did i miss it or does the article entirely skip a huge question: does google collect any of the data fed into apps using their AI? if theyre essentially getting eyeballs for their engine placed on potentially millions of new devices that would explain everything
but are you guessing when you say that? this particular article doesnt say what youre saying. what it does say is: "TensorFlow is still tied, in some ways, to the internal Google infrastructure, according to Google engineer Rajat Monga. This is why Google hasn’t open sourced all of TensorFlow, he explains."
Actually they used collected data to train it in the form that it have now to form the patterns. The row uncritical data is base to use to form patterns. It's natural that they will use neural patterns to filter it more in the future (not to gather more of it but to get quality data from it). No one even mentioned a prime achievement of this that we have so far that is represented in the form of Google handwriting input method. Everyone is missing the point. Goggle is doing this so that it can gain even bigger advantage by letting community to Iron out algorithms & to collect fresh ideas. This will only be a let's say it a first gen of artificial intelligence that can be concerned to be at the level of well trained behavior reflex. The real thing will come by harvesting large behavior forms of data in the VR space & will be used to shape & form real VR at least at first. This is why Google (& the world) actually needs much better & much more of formed patterns. The roles for this are given up a long time ago.

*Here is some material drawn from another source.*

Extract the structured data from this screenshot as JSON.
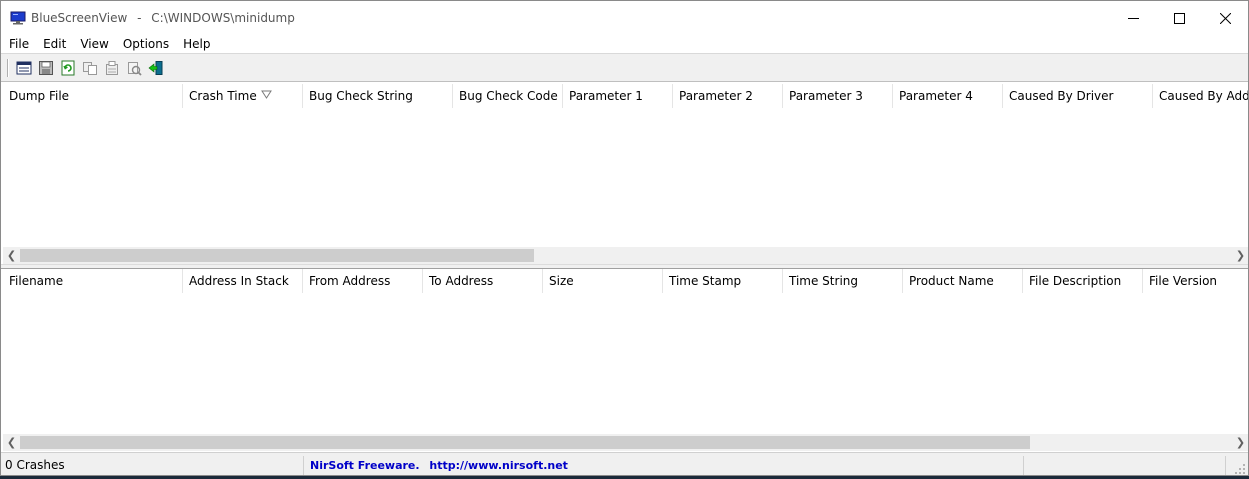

This is very cool news for those interested in machine learning and it looks like one vendor is already offering hardware preinstalled with Google's Tensor Flow Software: http://exxactcorp.com/index.ph...
Deep learning is something interesting. I am happy that Google is making TensorFlow an open source platform. The best thing is that one can learn Python or C++ to create an AI-based product, using TensorFlow platform.
Meanwhile Oracle already structures unstructured data: 1. Oracle obtains statistics on queries and data from the data itself, internally'. 3. Oracle gets 100% patterns from data. 4. Oracle uses synonyms searching. 5. Oracle indexes data by common dictionary. 6. Oracle killed SQL: SQL, Structured Query Language either does not use statistics at all or uses manually assigned one.IBM should stop to use SQL. The structuring of data is the way to AI.
& you think Google didn't do that already? & they (Google) have much more gathered data. Try out handwriting input method from Google (Android app) even for normal use you will need a pen. By the way this is concerned (still) asas a holy grail in the AI world. Google can eat Oracle any time they want, look how Java get off from all Chrome platform right after a Oracles low suit for usage of Java without patent right in lo lv Android. Not a fair fight but Oracle is not concerned as a very ethical player anyway...
That's one of the major goals, but the hurdle is defining a universal fitness function for software quality. If we had that, unit tests would work totally differently, and recursively improving A.I. would be a stone's throw away.